Novant seeks to buy Lake Norman Regional Medical Center and Davis Regional Psychiatric Hospital from Community Health Systems.

US District Judge Kenneth Bell issued a 55-page order Wednesday explaining his decision to reject federal regulators’ request.

“Antitrust law, specifically the Clayton Act, serves the important public interest of promoting fair and robust markets by prohibiting horizontal mergers that may substantially lessen competition,” Bell wrote. “This case, however, raises an unusual question: How does that law apply when a currently profitable hospital ‘competitor’ decides, for entirely legitimate reasons independent of a challenged merger, to simply quit trying to compete? And, how are the public equities and interests affected if that hospital is not acquired?”

“The hospital market in the Charlotte metropolitan area is already heavily concentrated,” Bell explained. Of 19 hospitals in an eight-county area around the Queen City, Novant owns seven, while competitor Atrium Health owns nine. Atrium will expand again with the completion of its own Lake Norman hospital.

“The FTC argues that the merger of LNR into Novant will exceed the FTC’s ‘Merger Guidelines’ that indicate a merger is presumptively likely to have anti-competitive effects,” Bell wrote. “While the FTC is correct that in one or more ‘relevant markets’ the level of combined market share and market concentration will be outside the permitted guideline range after Novant’s purchase, this appears to be in large measure the result of Novant’s substantial current market share and the already concentrated market rather than LNR’s own competitive presence.

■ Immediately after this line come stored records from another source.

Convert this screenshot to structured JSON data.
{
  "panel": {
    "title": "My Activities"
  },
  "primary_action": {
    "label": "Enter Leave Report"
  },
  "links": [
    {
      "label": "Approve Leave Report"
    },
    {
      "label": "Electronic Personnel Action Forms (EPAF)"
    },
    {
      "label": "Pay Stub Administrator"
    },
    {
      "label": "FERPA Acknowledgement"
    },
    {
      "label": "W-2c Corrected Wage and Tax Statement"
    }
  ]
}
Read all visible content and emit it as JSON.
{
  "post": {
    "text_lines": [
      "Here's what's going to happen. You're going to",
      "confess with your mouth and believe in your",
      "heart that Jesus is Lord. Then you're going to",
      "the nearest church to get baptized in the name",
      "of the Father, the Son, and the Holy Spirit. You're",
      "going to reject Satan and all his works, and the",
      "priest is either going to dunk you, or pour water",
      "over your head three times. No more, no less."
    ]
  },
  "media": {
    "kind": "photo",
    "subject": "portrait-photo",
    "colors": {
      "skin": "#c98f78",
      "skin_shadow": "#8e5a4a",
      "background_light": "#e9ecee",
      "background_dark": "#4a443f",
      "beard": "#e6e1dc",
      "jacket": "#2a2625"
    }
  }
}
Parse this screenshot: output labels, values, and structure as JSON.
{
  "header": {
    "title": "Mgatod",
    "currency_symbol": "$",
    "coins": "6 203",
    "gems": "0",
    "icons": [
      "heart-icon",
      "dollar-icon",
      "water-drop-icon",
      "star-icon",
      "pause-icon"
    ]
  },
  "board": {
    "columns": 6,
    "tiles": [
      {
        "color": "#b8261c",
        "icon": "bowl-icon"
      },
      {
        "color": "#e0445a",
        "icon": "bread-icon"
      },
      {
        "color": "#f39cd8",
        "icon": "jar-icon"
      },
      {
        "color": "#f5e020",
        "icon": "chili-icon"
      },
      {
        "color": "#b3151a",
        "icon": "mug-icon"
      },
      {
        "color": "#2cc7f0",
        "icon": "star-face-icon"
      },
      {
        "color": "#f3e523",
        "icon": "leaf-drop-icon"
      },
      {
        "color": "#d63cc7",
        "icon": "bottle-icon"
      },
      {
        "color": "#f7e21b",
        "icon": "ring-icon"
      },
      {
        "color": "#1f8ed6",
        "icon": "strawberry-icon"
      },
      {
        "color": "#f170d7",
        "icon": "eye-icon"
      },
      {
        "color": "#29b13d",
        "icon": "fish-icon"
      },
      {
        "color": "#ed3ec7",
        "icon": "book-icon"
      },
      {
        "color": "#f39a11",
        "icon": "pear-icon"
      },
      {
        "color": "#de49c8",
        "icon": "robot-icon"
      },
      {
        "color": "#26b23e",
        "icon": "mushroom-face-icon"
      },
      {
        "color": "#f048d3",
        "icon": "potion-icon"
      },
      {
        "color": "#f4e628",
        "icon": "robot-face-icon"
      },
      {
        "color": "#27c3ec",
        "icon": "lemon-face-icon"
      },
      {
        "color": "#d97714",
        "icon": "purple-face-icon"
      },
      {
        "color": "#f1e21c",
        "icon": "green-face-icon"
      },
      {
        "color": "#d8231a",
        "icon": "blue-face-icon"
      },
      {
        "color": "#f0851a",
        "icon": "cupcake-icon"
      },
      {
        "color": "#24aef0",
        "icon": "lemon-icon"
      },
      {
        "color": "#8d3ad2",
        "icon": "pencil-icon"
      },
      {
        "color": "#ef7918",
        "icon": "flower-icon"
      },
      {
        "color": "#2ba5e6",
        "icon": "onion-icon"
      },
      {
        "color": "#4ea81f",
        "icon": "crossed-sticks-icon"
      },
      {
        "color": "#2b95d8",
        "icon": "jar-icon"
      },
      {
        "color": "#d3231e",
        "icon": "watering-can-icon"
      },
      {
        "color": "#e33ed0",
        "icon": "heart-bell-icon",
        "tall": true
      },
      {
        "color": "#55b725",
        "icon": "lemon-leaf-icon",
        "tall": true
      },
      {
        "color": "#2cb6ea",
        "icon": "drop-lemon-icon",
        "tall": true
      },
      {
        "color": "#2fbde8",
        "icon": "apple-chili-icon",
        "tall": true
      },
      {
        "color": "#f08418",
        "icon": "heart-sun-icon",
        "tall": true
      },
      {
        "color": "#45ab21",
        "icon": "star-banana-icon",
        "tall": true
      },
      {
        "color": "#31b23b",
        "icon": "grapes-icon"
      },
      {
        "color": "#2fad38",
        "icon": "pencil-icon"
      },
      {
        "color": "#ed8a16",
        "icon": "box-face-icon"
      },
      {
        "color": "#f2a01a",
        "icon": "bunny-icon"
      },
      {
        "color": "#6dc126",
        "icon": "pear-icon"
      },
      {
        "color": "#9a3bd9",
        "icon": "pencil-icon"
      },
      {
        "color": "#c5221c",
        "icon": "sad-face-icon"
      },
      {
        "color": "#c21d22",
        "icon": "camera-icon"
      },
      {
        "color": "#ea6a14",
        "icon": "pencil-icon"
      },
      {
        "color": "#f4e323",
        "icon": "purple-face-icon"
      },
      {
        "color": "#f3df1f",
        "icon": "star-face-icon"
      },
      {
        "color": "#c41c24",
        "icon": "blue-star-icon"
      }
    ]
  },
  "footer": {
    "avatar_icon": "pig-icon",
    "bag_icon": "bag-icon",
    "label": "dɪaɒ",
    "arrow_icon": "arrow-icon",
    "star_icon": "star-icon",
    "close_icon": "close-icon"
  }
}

Thus, the Court needs to look beyond the economic numbers to assess the likelihood that, considering commercial realities, the merger may in fact ‘substantially lessen’ competition.”

Under current ownership, Lake Normal Regional has bene placed in a “relatively insignificant competitive position,” Bell explained. “In other words, although LNR is profitable for now, if LNR is not sold to Novant it seems clear that – like a car that its owner can’t afford to replace – CHS plans to just continue to drive LNR down the same road until the proverbial wheels fall off. And, unfortunately for LNR, a competitive ‘wreck’ appears to be on the immediate horizon.”

“Here, the Court believes that absent the transaction 1) Davis will close; 2) there is no plausible alternative buyer for LNR or Davis; 3) LNR is unlikely in the near term to resume important services in cardiology, newborn care, and oncology because of CHS’s decision not to invest in the growth of the hospital; and 4) LNR’s external competitive challenges, particularly the opening of [Atrium Lake Norman] and the changes in the [certificate-of-need] process for outpatient facilities, likely will shortly lead to its closing in light of CHS’ difficult financial position,” Bell wrote.

“All of this, especially the closure of the hospitals, will reduce rather than enhance competition. At most, on its current and expected path, LNR can only hope to maintain its already limited competitive position for a short time,” Bell added. “Therefore, the proposed merger carries at least as much likelihood of competitive benefits as it does competitive harm and the FTC is unlikely to ultimately be successful in proving that the transaction may ‘substantially lessen competition.’”

Folwell’s brief had argued that Novant’s purchase of the two hospitals would entrench the company’s market power and raise costs for taxpayers who support the State Health Plan.